DATA SUPPLIED:

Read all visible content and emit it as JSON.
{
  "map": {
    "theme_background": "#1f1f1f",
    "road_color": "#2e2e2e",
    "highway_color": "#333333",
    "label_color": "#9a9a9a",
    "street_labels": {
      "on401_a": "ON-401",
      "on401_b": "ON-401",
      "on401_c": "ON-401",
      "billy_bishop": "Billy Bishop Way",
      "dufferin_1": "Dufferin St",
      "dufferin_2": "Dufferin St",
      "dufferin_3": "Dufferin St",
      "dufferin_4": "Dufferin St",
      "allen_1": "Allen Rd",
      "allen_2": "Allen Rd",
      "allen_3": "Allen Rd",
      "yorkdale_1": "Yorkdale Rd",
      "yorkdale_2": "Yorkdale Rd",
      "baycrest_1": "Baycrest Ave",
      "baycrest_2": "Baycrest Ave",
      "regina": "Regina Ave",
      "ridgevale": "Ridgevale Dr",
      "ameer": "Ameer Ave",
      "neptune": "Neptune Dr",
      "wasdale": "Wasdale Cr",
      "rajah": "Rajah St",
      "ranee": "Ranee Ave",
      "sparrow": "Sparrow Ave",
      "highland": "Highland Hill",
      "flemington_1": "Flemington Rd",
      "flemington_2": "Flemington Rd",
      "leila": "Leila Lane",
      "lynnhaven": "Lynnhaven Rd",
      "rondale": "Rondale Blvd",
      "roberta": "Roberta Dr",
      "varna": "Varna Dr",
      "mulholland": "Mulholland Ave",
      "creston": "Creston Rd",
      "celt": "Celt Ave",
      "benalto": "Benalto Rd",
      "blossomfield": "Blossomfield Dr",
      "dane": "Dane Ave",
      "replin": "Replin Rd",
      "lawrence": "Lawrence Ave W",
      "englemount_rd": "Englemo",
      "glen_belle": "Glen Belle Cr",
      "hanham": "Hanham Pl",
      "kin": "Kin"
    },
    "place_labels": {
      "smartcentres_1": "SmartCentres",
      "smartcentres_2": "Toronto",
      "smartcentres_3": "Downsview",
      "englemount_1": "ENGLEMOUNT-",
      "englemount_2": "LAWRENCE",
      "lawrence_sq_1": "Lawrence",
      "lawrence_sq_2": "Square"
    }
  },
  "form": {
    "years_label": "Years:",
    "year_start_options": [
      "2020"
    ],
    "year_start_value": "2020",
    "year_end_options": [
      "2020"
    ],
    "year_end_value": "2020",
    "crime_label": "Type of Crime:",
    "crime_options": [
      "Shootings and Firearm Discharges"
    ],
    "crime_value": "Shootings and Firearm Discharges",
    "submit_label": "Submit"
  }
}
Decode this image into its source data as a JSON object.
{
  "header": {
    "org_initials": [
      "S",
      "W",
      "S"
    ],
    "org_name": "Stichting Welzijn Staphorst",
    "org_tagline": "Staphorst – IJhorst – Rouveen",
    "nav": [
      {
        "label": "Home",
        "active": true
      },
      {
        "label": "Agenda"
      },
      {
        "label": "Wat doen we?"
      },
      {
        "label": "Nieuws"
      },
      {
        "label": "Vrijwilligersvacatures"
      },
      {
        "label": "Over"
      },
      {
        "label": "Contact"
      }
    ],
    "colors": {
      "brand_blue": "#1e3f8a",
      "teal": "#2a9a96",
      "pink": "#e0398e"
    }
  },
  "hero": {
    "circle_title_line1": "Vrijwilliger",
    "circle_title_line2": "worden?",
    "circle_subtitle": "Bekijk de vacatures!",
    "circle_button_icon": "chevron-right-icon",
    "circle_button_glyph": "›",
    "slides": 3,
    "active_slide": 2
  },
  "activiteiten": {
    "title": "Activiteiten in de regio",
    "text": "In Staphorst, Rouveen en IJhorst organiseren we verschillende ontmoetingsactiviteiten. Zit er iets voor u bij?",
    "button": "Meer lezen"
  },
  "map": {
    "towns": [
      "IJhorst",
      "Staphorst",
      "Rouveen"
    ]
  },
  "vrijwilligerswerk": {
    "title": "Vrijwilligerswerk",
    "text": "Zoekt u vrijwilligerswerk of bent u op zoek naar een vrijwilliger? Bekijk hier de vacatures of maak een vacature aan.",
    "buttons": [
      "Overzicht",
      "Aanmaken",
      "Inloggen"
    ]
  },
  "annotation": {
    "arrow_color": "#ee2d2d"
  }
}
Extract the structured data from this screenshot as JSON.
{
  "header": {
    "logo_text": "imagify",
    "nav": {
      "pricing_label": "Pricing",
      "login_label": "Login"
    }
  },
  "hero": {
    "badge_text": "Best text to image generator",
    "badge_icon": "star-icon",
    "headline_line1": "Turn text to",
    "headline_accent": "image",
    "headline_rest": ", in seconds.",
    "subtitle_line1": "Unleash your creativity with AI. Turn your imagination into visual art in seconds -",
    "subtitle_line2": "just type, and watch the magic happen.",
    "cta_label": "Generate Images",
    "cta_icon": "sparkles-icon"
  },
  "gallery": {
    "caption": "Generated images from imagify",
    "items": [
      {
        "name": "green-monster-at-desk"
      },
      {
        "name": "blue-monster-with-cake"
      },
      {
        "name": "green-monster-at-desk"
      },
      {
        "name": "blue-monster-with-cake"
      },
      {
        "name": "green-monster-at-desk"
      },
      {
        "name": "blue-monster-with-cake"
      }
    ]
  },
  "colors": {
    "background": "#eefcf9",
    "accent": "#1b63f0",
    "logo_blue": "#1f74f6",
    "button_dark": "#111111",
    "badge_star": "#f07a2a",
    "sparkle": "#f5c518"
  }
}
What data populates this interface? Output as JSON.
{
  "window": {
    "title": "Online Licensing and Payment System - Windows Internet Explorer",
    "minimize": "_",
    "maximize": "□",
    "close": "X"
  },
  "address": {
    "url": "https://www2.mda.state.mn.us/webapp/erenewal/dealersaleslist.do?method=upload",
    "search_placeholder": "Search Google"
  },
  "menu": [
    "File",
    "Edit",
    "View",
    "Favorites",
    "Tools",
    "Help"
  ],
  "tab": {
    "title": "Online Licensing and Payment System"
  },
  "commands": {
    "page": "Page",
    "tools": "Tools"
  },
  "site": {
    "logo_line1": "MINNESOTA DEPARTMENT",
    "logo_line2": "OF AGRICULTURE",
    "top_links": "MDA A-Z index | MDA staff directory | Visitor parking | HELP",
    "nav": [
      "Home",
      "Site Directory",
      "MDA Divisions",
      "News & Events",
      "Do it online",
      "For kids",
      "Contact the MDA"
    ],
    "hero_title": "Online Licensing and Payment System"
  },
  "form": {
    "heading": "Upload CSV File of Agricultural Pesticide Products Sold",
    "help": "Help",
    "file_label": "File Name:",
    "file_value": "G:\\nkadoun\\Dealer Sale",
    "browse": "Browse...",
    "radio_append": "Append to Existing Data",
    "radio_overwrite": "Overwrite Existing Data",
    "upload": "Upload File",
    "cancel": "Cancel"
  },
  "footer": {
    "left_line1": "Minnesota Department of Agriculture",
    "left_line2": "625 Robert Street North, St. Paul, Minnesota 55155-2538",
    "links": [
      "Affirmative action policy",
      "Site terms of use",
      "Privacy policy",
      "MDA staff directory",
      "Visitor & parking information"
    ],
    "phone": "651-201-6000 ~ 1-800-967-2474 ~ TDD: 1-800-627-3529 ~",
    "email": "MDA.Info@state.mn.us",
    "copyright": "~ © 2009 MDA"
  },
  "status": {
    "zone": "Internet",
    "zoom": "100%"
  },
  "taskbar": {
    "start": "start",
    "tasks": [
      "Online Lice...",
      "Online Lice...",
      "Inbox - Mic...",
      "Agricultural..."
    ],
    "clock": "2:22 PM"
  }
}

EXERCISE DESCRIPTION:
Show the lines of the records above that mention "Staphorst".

SOLUTION:
    "org_name": "Stichting Welzijn Staphorst",
    "org_tagline": "Staphorst – IJhorst – Rouveen",
    "text": "In Staphorst, Rouveen en IJhorst organiseren we verschillende ontmoetingsactiviteiten. Zit er iets voor u bij?",
      "Staphorst",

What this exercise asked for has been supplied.